TASK TO CARRY OUT: Pictures stay out; everything else in the entries below is to be duplicated exactly.

DATA FOR THIS TASK:
● ● ● ● ● ● ●
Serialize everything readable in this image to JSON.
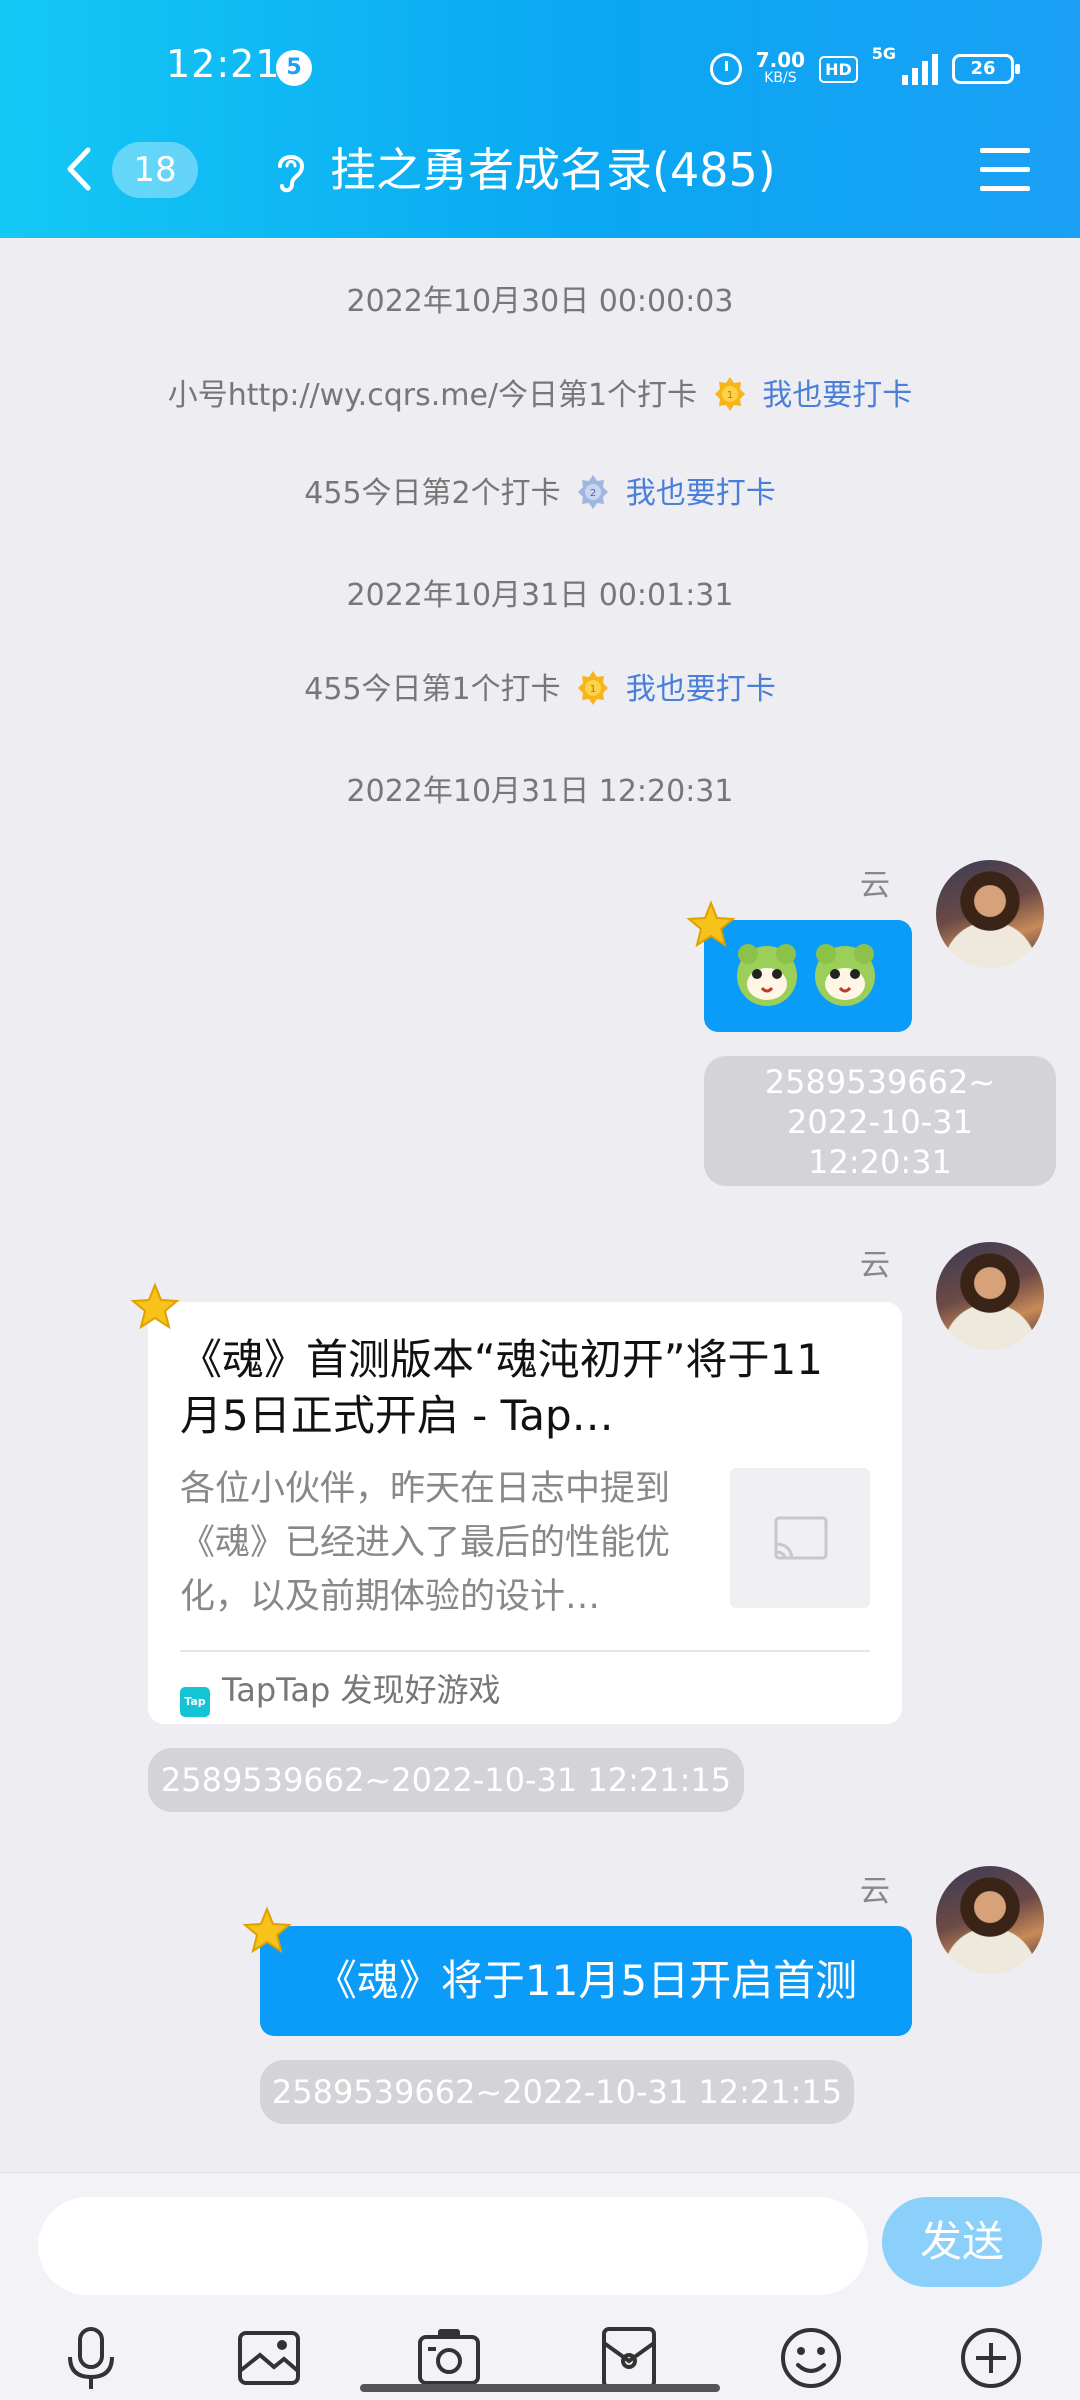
{
  "status_bar": {
    "time": "12:21",
    "notification_count": "5",
    "net_speed_value": "7.00",
    "net_speed_unit": "KB/S",
    "hd_label": "HD",
    "network_label": "5G",
    "battery": "26"
  },
  "nav": {
    "unread_count": "18",
    "title": "挂之勇者成名录(485)"
  },
  "system_messages": [
    {
      "timestamp": "2022年10月30日 00:00:03"
    },
    {
      "text": "小号http://wy.cqrs.me/今日第1个打卡",
      "rank": "1",
      "link": "我也要打卡"
    },
    {
      "text": "455今日第2个打卡",
      "rank": "2",
      "link": "我也要打卡"
    },
    {
      "timestamp": "2022年10月31日 00:01:31"
    },
    {
      "text": "455今日第1个打卡",
      "rank": "1",
      "link": "我也要打卡"
    },
    {
      "timestamp": "2022年10月31日 12:20:31"
    }
  ],
  "messages": [
    {
      "sender": "云",
      "type": "stickers",
      "stamp_lines": [
        "2589539662~",
        "2022-10-31",
        "12:20:31"
      ]
    },
    {
      "sender": "云",
      "type": "link_card",
      "card": {
        "title": "《魂》首测版本“魂沌初开”将于11月5日正式开启 - Tap…",
        "description": "各位小伙伴，昨天在日志中提到《魂》已经进入了最后的性能优化，以及前期体验的设计…",
        "source": "TapTap 发现好游戏",
        "source_icon_text": "Tap"
      },
      "stamp": "2589539662~2022-10-31 12:21:15"
    },
    {
      "sender": "云",
      "type": "text",
      "text": "《魂》将于11月5日开启首测",
      "stamp": "2589539662~2022-10-31 12:21:15"
    }
  ],
  "composer": {
    "input_value": "",
    "send_label": "发送"
  },
  "toolbar_icons": [
    "microphone-icon",
    "image-icon",
    "camera-icon",
    "red-packet-icon",
    "emoji-icon",
    "plus-icon"
  ],
  "colors": {
    "header_start": "#14c8f5",
    "header_end": "#1aa0f5",
    "bubble_blue": "#0b9bf8",
    "link_blue": "#4a7fd8",
    "send_button": "#8ad0fb",
    "background": "#ededf2"
  }
}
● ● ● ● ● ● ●
SOLVED EXERCISE:
Serialize everything readable in this image to JSON.
{
  "status_bar": {
    "time": "12:21",
    "notification_count": "5",
    "net_speed_value": "7.00",
    "net_speed_unit": "KB/S",
    "hd_label": "HD",
    "network_label": "5G",
    "battery": "26"
  },
  "nav": {
    "unread_count": "18",
    "title": "挂之勇者成名录(485)"
  },
  "system_messages": [
    {
      "timestamp": "2022年10月30日 00:00:03"
    },
    {
      "text": "小号http://wy.cqrs.me/今日第1个打卡",
      "rank": "1",
      "link": "我也要打卡"
    },
    {
      "text": "455今日第2个打卡",
      "rank": "2",
      "link": "我也要打卡"
    },
    {
      "timestamp": "2022年10月31日 00:01:31"
    },
    {
      "text": "455今日第1个打卡",
      "rank": "1",
      "link": "我也要打卡"
    },
    {
      "timestamp": "2022年10月31日 12:20:31"
    }
  ],
  "messages": [
    {
      "sender": "云",
      "type": "stickers",
      "stamp_lines": [
        "2589539662~",
        "2022-10-31",
        "12:20:31"
      ]
    },
    {
      "sender": "云",
      "type": "link_card",
      "card": {
        "title": "《魂》首测版本“魂沌初开”将于11月5日正式开启 - Tap…",
        "description": "各位小伙伴，昨天在日志中提到《魂》已经进入了最后的性能优化，以及前期体验的设计…",
        "source": "TapTap 发现好游戏",
        "source_icon_text": "Tap"
      },
      "stamp": "2589539662~2022-10-31 12:21:15"
    },
    {
      "sender": "云",
      "type": "text",
      "text": "《魂》将于11月5日开启首测",
      "stamp": "2589539662~2022-10-31 12:21:15"
    }
  ],
  "composer": {
    "input_value": "",
    "send_label": "发送"
  },
  "toolbar_icons": [
    "microphone-icon",
    "image-icon",
    "camera-icon",
    "red-packet-icon",
    "emoji-icon",
    "plus-icon"
  ],
  "colors": {
    "header_start": "#14c8f5",
    "header_end": "#1aa0f5",
    "bubble_blue": "#0b9bf8",
    "link_blue": "#4a7fd8",
    "send_button": "#8ad0fb",
    "background": "#ededf2"
  }
}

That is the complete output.